Potholes are the pits
The rough, hectic end of winter has made a mess of area roads, and kept highway maintenance crews busy.
Lingering cold, wet weather delayed efforts to fix many of the potholes that have appeared on region roads in recent weeks.
But this week the weather cleared and the patching has started.
Some of the potholes had already been repaired with temporary mixes, but the recurring winter storms forced the holes back open.
In several places in downtown Fredericksburg the potholes have grown and multiplied, leaving some already rough city streets in even worse shape.
One particularly deep pothole, at William Street and Washington Avenue, even had its own orange cone marking it for several days. By Wednesday, city crews had removed the cone and filled the pothole with a mix of asphalt and sand.
The pothole problem spreads much farther than city streets, though.
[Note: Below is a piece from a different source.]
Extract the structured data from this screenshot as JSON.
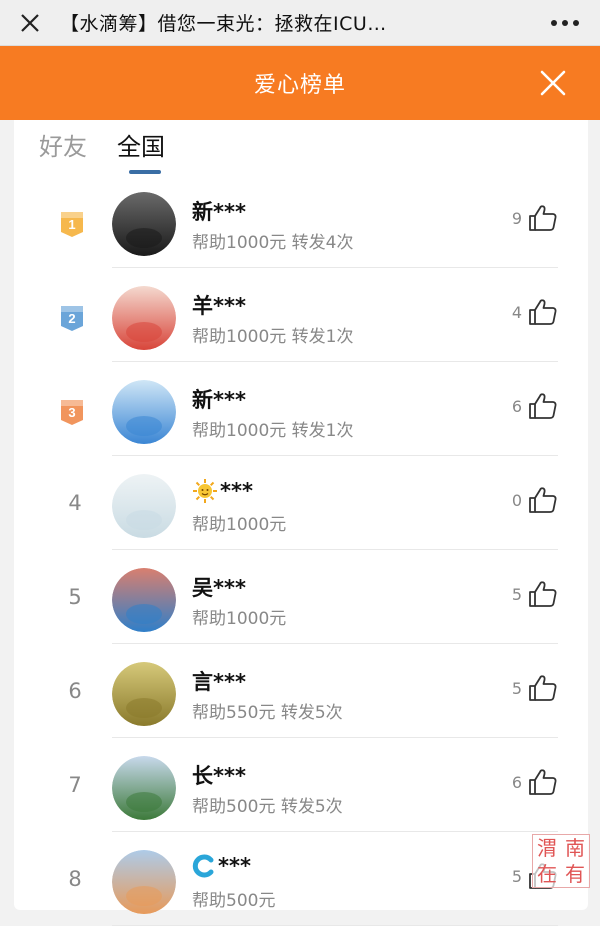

The Virginia Department of Transportation has targeted dozens of roads for a pothole-filling blitz.
In the Fredericksburg region, VDOT crews and contractors will be working on Interstate 95 and on roads in Caroline, King George, Stafford and Spotsylvania counties.
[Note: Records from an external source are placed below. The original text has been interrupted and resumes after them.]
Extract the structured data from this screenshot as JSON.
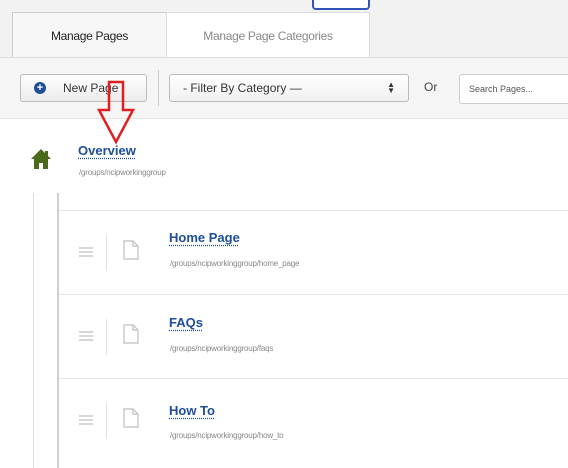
{
  "tabs": {
    "manage_pages": "Manage Pages",
    "manage_categories": "Manage Page Categories"
  },
  "toolbar": {
    "new_page_label": "New Page",
    "filter_select": "- Filter By Category —",
    "or_label": "Or",
    "search_placeholder": "Search Pages..."
  },
  "root_page": {
    "title": "Overview",
    "path": "/groups/ncipworkinggroup",
    "icon": "home-icon"
  },
  "pages": [
    {
      "title": "Home Page",
      "path": "/groups/ncipworkinggroup/home_page"
    },
    {
      "title": "FAQs",
      "path": "/groups/ncipworkinggroup/faqs"
    },
    {
      "title": "How To",
      "path": "/groups/ncipworkinggroup/how_to"
    }
  ],
  "colors": {
    "link": "#1d4d9b",
    "home_icon": "#4a6b1a",
    "annotation_arrow": "#e02020",
    "top_accent": "#3355bb"
  }
}
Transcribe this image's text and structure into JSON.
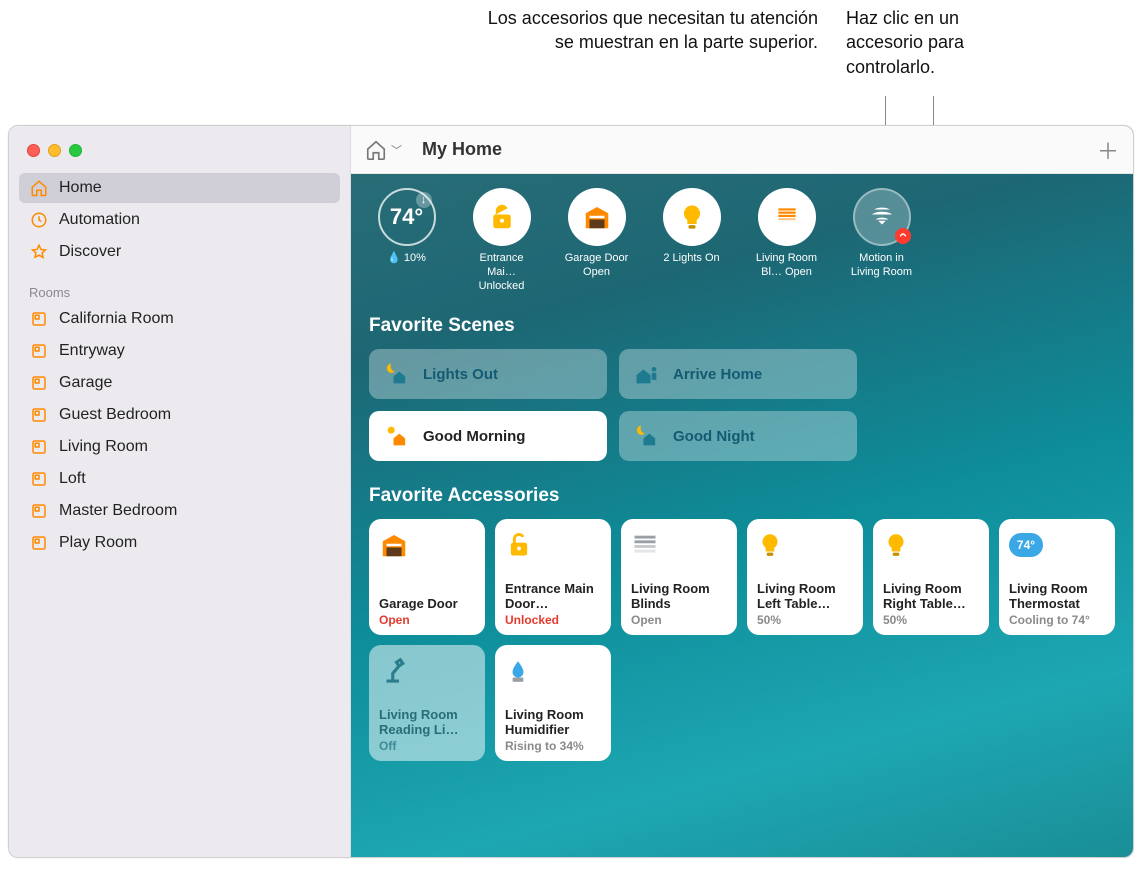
{
  "callouts": {
    "attention": "Los accesorios que necesitan tu atención se muestran en la parte superior.",
    "click": "Haz clic en un accesorio para controlarlo."
  },
  "sidebar": {
    "primary": [
      {
        "label": "Home",
        "icon": "home"
      },
      {
        "label": "Automation",
        "icon": "clock"
      },
      {
        "label": "Discover",
        "icon": "star"
      }
    ],
    "rooms_header": "Rooms",
    "rooms": [
      {
        "label": "California Room"
      },
      {
        "label": "Entryway"
      },
      {
        "label": "Garage"
      },
      {
        "label": "Guest Bedroom"
      },
      {
        "label": "Living Room"
      },
      {
        "label": "Loft"
      },
      {
        "label": "Master Bedroom"
      },
      {
        "label": "Play Room"
      }
    ]
  },
  "titlebar": {
    "title": "My Home"
  },
  "status": {
    "weather": {
      "temp": "74°",
      "rain": "10%",
      "label": ""
    },
    "items": [
      {
        "label": "Entrance Mai… Unlocked",
        "kind": "lock"
      },
      {
        "label": "Garage Door Open",
        "kind": "garage"
      },
      {
        "label": "2 Lights On",
        "kind": "bulb"
      },
      {
        "label": "Living Room Bl… Open",
        "kind": "blinds"
      },
      {
        "label": "Motion in Living Room",
        "kind": "motion"
      }
    ]
  },
  "sections": {
    "scenes": "Favorite Scenes",
    "accessories": "Favorite Accessories"
  },
  "scenes": [
    {
      "label": "Lights Out",
      "on": false,
      "icon": "moon-house"
    },
    {
      "label": "Arrive Home",
      "on": false,
      "icon": "person-house"
    },
    {
      "label": "Good Morning",
      "on": true,
      "icon": "sun-house"
    },
    {
      "label": "Good Night",
      "on": false,
      "icon": "moon-house"
    }
  ],
  "accessories": [
    {
      "name": "Garage Door",
      "sub": "Open",
      "subclass": "red",
      "icon": "garage",
      "dim": false
    },
    {
      "name": "Entrance Main Door…",
      "sub": "Unlocked",
      "subclass": "red",
      "icon": "lock",
      "dim": false
    },
    {
      "name": "Living Room Blinds",
      "sub": "Open",
      "subclass": "grey",
      "icon": "blinds",
      "dim": false
    },
    {
      "name": "Living Room Left Table…",
      "sub": "50%",
      "subclass": "grey",
      "icon": "bulb",
      "dim": false
    },
    {
      "name": "Living Room Right Table…",
      "sub": "50%",
      "subclass": "grey",
      "icon": "bulb",
      "dim": false
    },
    {
      "name": "Living Room Thermostat",
      "sub": "Cooling to 74°",
      "subclass": "grey",
      "icon": "thermostat",
      "temp": "74°",
      "dim": false
    },
    {
      "name": "Living Room Reading Li…",
      "sub": "Off",
      "subclass": "teal",
      "icon": "desklamp",
      "dim": true
    },
    {
      "name": "Living Room Humidifier",
      "sub": "Rising to 34%",
      "subclass": "grey",
      "icon": "humidifier",
      "dim": false
    }
  ],
  "colors": {
    "accent_orange": "#ff8a00",
    "alert_red": "#ff3b30",
    "thermostat_blue": "#3aa7e6"
  }
}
“We’re going to have crews all over the region,” said VDOT spokeswoman Kelly Hannon.
City crews also are out working, filling the potholes, said Doug Fawcett, director of Fredericksburg public works.
As with VDOT, which expects to spend more than double its $157 million winter budget, the city coffers have been hit hard by winter’s impact on the asphalt. The city maintains its own streets, and is reimbursed with state funds, while VDOT handles county roads and major routes statewide.
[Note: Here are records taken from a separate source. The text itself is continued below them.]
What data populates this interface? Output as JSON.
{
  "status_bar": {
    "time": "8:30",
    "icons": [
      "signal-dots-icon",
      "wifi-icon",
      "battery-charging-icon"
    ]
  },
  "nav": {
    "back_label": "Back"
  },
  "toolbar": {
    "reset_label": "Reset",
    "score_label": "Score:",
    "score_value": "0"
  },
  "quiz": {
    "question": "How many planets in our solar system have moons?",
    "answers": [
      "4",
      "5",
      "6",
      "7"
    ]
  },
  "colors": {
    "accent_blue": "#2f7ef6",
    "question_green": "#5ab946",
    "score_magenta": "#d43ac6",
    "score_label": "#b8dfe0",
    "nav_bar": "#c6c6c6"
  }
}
“We have already spent well over what the budget is,” said Fawcett, adding that the city is still crunching figures on how expensive snow removal and road treatment have been over the winter.
The pothole work will only add to the growing cost of the winter cleanup on the city streets.
Fawcett said this winter has been the worst in about five years.
Most area roads seem to have been scarred to some extent by the rough winter.
Since March, road crews have filled 2,717 potholes by hand in the Fredericksburg District using a “cold mix” blend of stone and tar, Hannon said.
During the same time, crews have used 99 tons of hot mix for longer-lasting pothole patches.
Those numbers will rise, because there is plenty more pothole filling expected to be done in the next few weeks.
Scott Shenk: 540/374-5436